This week The Country's Jamie Mackay is joined by PGG Wrightson's Grant Edwards to look at the wool market this month.
There was a bounce in the market yesterday due to a sale in Christchurch, which offered over 10,000 bales, Edwards said.
As well as this, merino and fine wools were up around 10 per cent, and crossbred up around 5 per cent, Edwards said.
There was some normalisation coming to the wool market, said Edwards, who gave the example of India, which had doubled its export quantities in the crossbred space from 9 per cent to 18.7 per cent throughout July.
Mackay asked about the shortage of shearers this season, as there would be no one coming in from overseas due to Covid-19 restrictions.
Edwards said this was a concern for the industry and there had been lobbying of government to help with the situation.
Mackay also asked if farmers would move to a once a year shearing model, due to the cost of shearing.
Edwards was not anticipating this shift, due to a few reasons, such as animal welfare and the climate and geography of New Zealand.
In 2012 after a period of severe strong wool price volatility where growers and International manufacturers saw New Zealand wool prices soar to around $6.70/Kg Clean, then watched as it declined by 50% within 2 years. It was frustrating and debilitating for everyone involved in the wool supply chain.
PGG Wrightson’s international sales & marketing business Bloch & Behrens at the time was challenged by some of its international customers to come up with a way to combat this volatility.
This provided the mandate for Palle Petersen, General Manager of Bloch & Behrens to come up with the concept of a ‘3 Year Flexi-Contract’, an innovative wool product designed to reduce the impact of the volatile spot market for both growers and International manufacturers.
“Manufacturers needed to commit to purchasing wool up to 3 years forward, and they could do this without having to lock into a fixed price. As the name suggests the flexi-price enables some upsides or downsides but not to the extent of what had happened in 2010-2012 as the world came out of the Global Financial Crisis in 2008”, says Palle.
“We can only offer this type of contract with our premium international customers who we know and trust and have been working with for many years. As we navigate our way through the current Covid crisis this product will once again help smooth any potential future volatility”.
Since inception, the '3 Year Flexi-Contract' has facilitated the sale and purchase of approx. 5million kilograms of New Zealand strong wool between growers and international manufacturers.
“This resulting export revenue for New Zealand can be quantified at approx. NZD20m, which is a very pleasing figure for this one sales platform”, adds Palle.

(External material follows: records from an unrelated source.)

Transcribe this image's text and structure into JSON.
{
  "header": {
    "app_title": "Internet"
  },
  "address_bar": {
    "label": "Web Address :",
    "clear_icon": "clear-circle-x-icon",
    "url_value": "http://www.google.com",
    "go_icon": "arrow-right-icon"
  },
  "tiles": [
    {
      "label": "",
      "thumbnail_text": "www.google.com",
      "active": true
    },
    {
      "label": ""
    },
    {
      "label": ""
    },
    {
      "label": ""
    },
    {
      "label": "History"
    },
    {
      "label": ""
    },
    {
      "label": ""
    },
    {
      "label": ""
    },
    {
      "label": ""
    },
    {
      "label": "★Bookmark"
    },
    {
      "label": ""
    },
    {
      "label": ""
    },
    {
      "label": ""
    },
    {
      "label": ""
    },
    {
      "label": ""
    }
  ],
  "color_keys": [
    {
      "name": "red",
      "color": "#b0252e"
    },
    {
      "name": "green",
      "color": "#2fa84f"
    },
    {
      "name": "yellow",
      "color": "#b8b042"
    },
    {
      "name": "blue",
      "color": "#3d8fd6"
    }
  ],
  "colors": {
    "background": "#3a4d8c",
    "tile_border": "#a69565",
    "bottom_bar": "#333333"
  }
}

“The most satisfying aspect has been the fact that in the last five years PGG Wrightson Wool has paid around $2m of premiums directly to New Zealand strong wool growers over and above the spot market.”
The pricing mechanism we use is transparent and quite straight forward, says Palle. “We have a moving average on a specific wool type as the baseline, and then adjust the price accordingly when the underlying wool is delivered which can be better or worse than the baseline wool type”.
The benefit of this product to New Zealand strong wool growers has been well received and having the strength of PGG Wrightson behind these grower contracts is a win-win for growers. As the price is based on a 3-year moving average, the curves at some point will crossover at which time the international manufacturers will enjoy some benefit like growers have done for the last 5 years.
At time of writing the flexi contract is paying growers $2.84/Kg Clean compared to the current spot market price of $1.82/Kg.